The unpopular war has become a popular whipping boy even on the right.
Bring up Iraq — and expect to end up in an argument. Conservatives are no different from liberals in rehashing the unpopular war, which has become a sort of whipping boy for all our subsequent problems.
Wall Street Journal columnist Peggy Noonan recently enumerated countless pathologies that followed Iraq. Yet to examine her list is to learn just how misinformed we have become in our anguish over the intervention.
Noonan writes of Republicans: “It [Iraq] ruined the party’s hard-earned reputation for foreign-affairs probity. They started a war and didn’t win it.”
We can argue over whether the result of the war was worth the cost.
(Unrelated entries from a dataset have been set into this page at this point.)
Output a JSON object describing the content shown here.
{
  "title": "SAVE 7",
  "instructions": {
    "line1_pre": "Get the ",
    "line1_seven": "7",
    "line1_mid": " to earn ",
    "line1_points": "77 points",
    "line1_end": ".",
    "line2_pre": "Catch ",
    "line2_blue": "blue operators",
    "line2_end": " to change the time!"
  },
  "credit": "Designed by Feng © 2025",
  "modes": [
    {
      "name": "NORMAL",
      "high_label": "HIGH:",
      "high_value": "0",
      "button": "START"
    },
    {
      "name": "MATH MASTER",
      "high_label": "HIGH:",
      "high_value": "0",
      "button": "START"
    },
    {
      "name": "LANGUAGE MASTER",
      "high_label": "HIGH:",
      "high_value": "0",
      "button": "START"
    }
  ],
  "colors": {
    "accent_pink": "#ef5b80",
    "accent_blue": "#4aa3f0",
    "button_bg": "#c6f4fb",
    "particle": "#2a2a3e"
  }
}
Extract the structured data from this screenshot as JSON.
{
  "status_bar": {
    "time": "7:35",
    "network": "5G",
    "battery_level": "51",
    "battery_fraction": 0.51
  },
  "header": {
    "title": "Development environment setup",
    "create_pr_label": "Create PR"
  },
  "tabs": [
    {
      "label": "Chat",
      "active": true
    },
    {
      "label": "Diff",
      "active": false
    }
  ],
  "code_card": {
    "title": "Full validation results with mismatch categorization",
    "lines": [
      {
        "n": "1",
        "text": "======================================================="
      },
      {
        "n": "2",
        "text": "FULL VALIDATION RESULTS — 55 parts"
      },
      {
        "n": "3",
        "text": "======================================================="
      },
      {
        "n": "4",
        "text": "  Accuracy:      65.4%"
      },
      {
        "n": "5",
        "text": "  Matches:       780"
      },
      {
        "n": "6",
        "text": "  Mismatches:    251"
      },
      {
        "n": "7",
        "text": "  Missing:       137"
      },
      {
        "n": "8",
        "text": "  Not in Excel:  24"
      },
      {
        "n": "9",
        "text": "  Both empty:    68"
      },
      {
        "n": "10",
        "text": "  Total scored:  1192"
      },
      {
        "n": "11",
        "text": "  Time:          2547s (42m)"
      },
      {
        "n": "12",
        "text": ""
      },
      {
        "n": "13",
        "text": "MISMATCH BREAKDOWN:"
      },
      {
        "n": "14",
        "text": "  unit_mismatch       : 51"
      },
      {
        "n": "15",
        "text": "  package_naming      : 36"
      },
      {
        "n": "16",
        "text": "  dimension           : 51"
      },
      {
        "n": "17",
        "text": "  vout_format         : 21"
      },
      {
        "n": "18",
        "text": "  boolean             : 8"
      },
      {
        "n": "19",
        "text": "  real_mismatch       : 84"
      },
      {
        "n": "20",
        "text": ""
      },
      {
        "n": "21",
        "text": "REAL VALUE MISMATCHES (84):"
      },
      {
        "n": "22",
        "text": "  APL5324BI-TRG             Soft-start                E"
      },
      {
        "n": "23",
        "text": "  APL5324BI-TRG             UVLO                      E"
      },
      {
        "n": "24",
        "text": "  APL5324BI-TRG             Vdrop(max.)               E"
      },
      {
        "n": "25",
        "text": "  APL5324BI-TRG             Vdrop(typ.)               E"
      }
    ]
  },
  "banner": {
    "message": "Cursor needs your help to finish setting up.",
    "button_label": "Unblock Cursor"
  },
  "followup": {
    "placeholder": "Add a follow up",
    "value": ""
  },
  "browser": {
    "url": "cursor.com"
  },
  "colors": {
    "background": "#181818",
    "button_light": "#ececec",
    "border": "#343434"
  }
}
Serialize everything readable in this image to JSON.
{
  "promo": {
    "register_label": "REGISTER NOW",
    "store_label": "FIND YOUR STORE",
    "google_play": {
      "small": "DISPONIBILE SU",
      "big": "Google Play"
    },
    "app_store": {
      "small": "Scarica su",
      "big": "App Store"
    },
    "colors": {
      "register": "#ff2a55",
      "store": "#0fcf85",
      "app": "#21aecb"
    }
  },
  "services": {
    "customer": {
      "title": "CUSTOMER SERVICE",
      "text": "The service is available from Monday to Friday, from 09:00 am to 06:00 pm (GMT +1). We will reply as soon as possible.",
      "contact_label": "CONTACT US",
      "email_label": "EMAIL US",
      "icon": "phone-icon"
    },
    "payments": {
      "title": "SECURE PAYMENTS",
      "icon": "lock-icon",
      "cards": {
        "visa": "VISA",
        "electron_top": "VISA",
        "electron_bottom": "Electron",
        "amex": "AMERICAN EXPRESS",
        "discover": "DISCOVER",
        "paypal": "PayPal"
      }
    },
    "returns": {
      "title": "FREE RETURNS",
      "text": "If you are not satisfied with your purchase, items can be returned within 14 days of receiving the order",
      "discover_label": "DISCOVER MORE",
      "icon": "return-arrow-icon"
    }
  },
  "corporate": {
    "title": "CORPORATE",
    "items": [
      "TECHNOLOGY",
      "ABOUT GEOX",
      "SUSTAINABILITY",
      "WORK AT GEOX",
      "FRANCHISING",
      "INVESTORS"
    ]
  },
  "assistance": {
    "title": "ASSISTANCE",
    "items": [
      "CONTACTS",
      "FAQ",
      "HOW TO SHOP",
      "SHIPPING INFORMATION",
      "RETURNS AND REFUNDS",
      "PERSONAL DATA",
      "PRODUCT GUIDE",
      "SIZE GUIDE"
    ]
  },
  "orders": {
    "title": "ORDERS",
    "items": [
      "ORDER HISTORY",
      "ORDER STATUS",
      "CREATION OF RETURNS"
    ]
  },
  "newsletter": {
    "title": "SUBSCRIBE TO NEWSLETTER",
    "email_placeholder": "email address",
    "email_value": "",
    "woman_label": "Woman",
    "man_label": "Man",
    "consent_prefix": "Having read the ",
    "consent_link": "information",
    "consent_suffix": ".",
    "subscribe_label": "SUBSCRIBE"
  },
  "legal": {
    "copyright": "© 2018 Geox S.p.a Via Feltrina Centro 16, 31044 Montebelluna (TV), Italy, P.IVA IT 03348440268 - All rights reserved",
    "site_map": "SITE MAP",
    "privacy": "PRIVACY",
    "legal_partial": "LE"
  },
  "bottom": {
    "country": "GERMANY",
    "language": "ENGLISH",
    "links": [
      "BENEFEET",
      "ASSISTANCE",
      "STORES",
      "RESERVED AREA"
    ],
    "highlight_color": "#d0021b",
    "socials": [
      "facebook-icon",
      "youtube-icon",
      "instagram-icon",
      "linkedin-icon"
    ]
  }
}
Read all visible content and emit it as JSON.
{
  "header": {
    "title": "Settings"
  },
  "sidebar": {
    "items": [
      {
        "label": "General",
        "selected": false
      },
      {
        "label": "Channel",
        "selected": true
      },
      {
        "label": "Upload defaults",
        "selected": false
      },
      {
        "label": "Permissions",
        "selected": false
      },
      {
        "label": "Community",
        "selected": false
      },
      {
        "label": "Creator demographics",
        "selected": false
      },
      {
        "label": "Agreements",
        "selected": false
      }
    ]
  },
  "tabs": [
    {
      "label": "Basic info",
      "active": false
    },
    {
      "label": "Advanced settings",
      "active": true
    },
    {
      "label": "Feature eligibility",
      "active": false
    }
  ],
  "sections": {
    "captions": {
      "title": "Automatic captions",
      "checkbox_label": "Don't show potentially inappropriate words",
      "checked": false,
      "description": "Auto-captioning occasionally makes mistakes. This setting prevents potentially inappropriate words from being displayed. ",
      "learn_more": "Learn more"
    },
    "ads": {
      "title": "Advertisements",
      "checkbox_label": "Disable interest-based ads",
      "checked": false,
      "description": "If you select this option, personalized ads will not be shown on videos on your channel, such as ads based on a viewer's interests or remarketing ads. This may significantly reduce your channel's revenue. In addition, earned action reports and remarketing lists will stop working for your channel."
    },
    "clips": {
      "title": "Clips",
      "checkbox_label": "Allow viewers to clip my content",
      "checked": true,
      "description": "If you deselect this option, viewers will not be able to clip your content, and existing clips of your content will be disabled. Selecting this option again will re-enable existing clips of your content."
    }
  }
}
But by January 2009, the enemy was defeated. There was a consensual government in Iraq, there were few monthly American casualties, and there was a plan to leave a small constabulary force to ensure stability and the sanctity of Iraqi borders and airspace.